The series is a partnership between Boston-based public television station WGBH and Fine Cooking magazine, and is currently filming its third season. Earlier this month, Evans bounced around the mainland from Tennessee to Kentucky to Florida to Texas to New York. After a couple of weeks off, he’s now island bound.
On Tuesday, he and his crew will start their Hawaii tour at Nahoana Farm on Maui, known for its taro or kalo. He’ll talk and learn from local chefs Isaac Boncaco and Kyle Kawakami, and take some time to go spearfishing on Maui’s North Shore.
The next day takes Evans to the Big Island, where he’ll interview chefs Peter Merriman (a founder of “Hawaii regional cuisine”) and James Babian and visit Merriman’s Restaurant. He will also visit Kekela Farms, Kahua Ranch, and even the Natural Energy Laboratory of Hawaii.
And the final Hawaii stop on his itinerary is on Oahu on Friday. He’ll visit the Honolulu fish auction and Frankie’s Nursery, and hang out with chefs Lee Anne Wong and Jon Matsubara. Then the show is off to Alaska.
The Hawaii visit will be part of the upcoming 13-episode season, part of an ongoing “culinary journey across the United States.” The chefs featured by “Moveable Feast” are all known for their creativity and focus on using ingredients from their respective regions.
As for Evans, he’s perhaps known most for his evangelism for the paleolithic diet and “The Paleo Way.” He’s also hosted a handful of other TV shows in Australia (“Moveable Feast” is his first television series in the U.S.), authored ten cookbooks, and is an avid surfer and fisherman.
His current TV food tour comes as he publishes a new cookbook advocating the paleo diet for babies, an idea that has drawn some criticism.
For more information on the “Moveable Feast” show, visit FineCooking.TV, connect with the series on Twitter or on Facebook, or watch excerpts on YouTube.
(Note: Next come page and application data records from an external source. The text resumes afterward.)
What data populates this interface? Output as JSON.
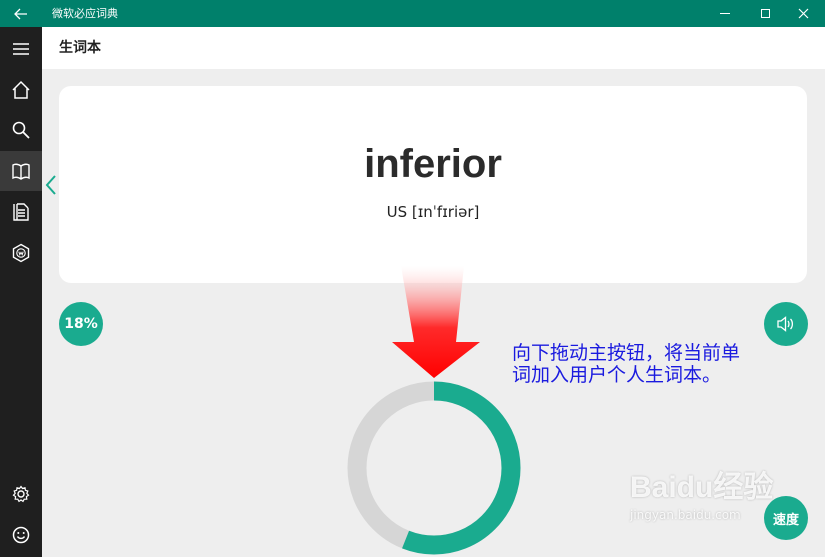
{
  "window": {
    "title": "微软必应词典"
  },
  "header": {
    "title": "生词本"
  },
  "sidebar": {
    "items": [
      {
        "icon": "home-icon"
      },
      {
        "icon": "search-icon"
      },
      {
        "icon": "book-icon",
        "active": true
      },
      {
        "icon": "wordbook-icon"
      },
      {
        "icon": "hexagon-w-icon"
      },
      {
        "icon": "gear-icon"
      },
      {
        "icon": "smiley-icon"
      }
    ]
  },
  "card": {
    "word": "inferior",
    "phonetic": "US [ɪnˈfɪriər]"
  },
  "progress": {
    "label": "18%",
    "ring_fraction": 0.56
  },
  "buttons": {
    "speed_label": "速度"
  },
  "annotation": {
    "text": "向下拖动主按钮，将当前单词加入用户个人生词本。"
  },
  "watermark": {
    "main": "Baidu经验",
    "sub": "jingyan.baidu.com"
  },
  "colors": {
    "titlebar": "#00806b",
    "accent": "#1aab8f",
    "sidebar": "#1f1f1f",
    "annotation": "#1a1adf",
    "arrow": "#ff0000"
  }
}
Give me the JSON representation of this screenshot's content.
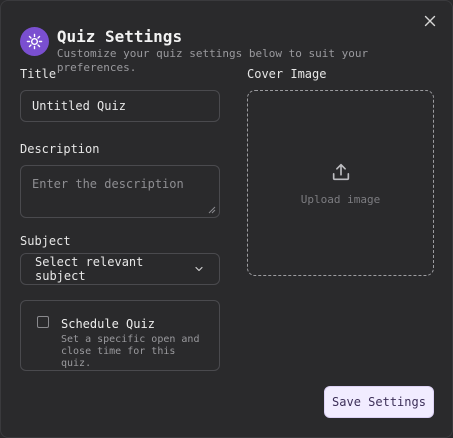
{
  "dialog": {
    "title": "Quiz Settings",
    "subtitle": "Customize your quiz settings below to suit your preferences.",
    "logo_icon": "gear-sparkle-icon",
    "accent_color": "#7a4fd0"
  },
  "form": {
    "title_label": "Title",
    "title_value": "Untitled Quiz",
    "description_label": "Description",
    "description_placeholder": "Enter the description",
    "subject_label": "Subject",
    "subject_value": "Select relevant subject",
    "schedule_title": "Schedule Quiz",
    "schedule_description": "Set a specific open and close time for this quiz.",
    "schedule_checked": false
  },
  "cover": {
    "label": "Cover Image",
    "upload_text": "Upload image",
    "upload_icon": "upload-icon"
  },
  "actions": {
    "save_label": "Save Settings",
    "close_icon": "close-icon"
  }
}
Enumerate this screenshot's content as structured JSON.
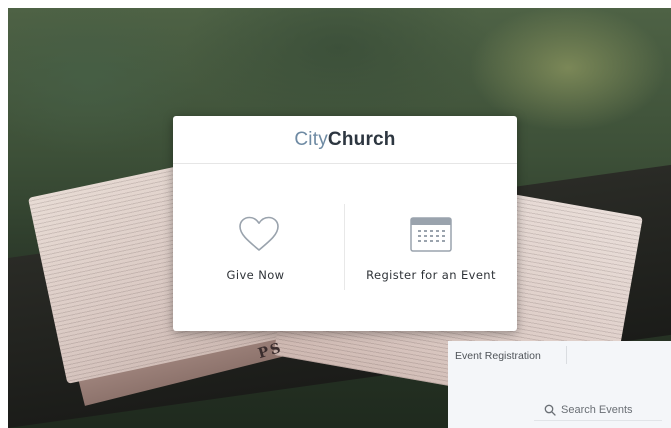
{
  "brand": {
    "name_light": "City",
    "name_bold": "Church",
    "accent_color": "#6e8aa3",
    "text_color": "#2d3640"
  },
  "actions": [
    {
      "label": "Give Now",
      "icon": "heart-icon"
    },
    {
      "label": "Register for an Event",
      "icon": "calendar-icon"
    }
  ],
  "background": {
    "psalm_text": "PS",
    "description_colors": [
      "#4e6245",
      "#e8dcd5"
    ]
  },
  "event_panel": {
    "title": "Event Registration",
    "search_label": "Search Events",
    "search_icon": "search-icon",
    "background_color": "#f4f6f9"
  }
}
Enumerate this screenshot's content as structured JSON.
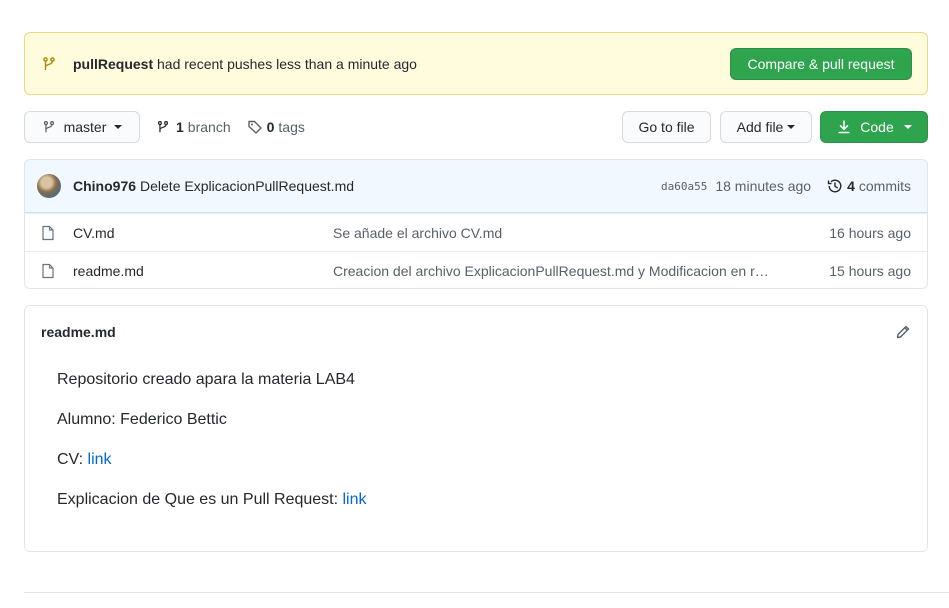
{
  "banner": {
    "branch_name": "pullRequest",
    "message": "had recent pushes less than a minute ago",
    "compare_button": "Compare & pull request"
  },
  "toolbar": {
    "branch_selected": "master",
    "branch_count": "1",
    "branch_label": "branch",
    "tag_count": "0",
    "tag_label": "tags",
    "goto_file": "Go to file",
    "add_file": "Add file",
    "code": "Code"
  },
  "latest_commit": {
    "author": "Chino976",
    "message": "Delete ExplicacionPullRequest.md",
    "sha": "da60a55",
    "time": "18 minutes ago",
    "commit_count": "4",
    "commits_label": "commits"
  },
  "files": [
    {
      "name": "CV.md",
      "commit": "Se añade el archivo CV.md",
      "age": "16 hours ago"
    },
    {
      "name": "readme.md",
      "commit": "Creacion del archivo ExplicacionPullRequest.md y Modificacion en readme.md",
      "age": "15 hours ago"
    }
  ],
  "readme": {
    "title": "readme.md",
    "line1": "Repositorio creado apara la materia LAB4",
    "line2": "Alumno: Federico Bettic",
    "line3_prefix": "CV: ",
    "line3_link": "link",
    "line4_prefix": "Explicacion de Que es un Pull Request: ",
    "line4_link": "link"
  },
  "colors": {
    "green": "#2ea44f",
    "banner_bg": "#fffbdd",
    "commit_bg": "#f1f8ff",
    "link": "#0366d6"
  },
  "icons": [
    "git-branch-icon",
    "tag-icon",
    "download-icon",
    "history-icon",
    "file-icon",
    "pencil-icon"
  ]
}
Moveable Feast is broadcast locally on PBS Hawaii.
Photos from Pete Evans on Facebook.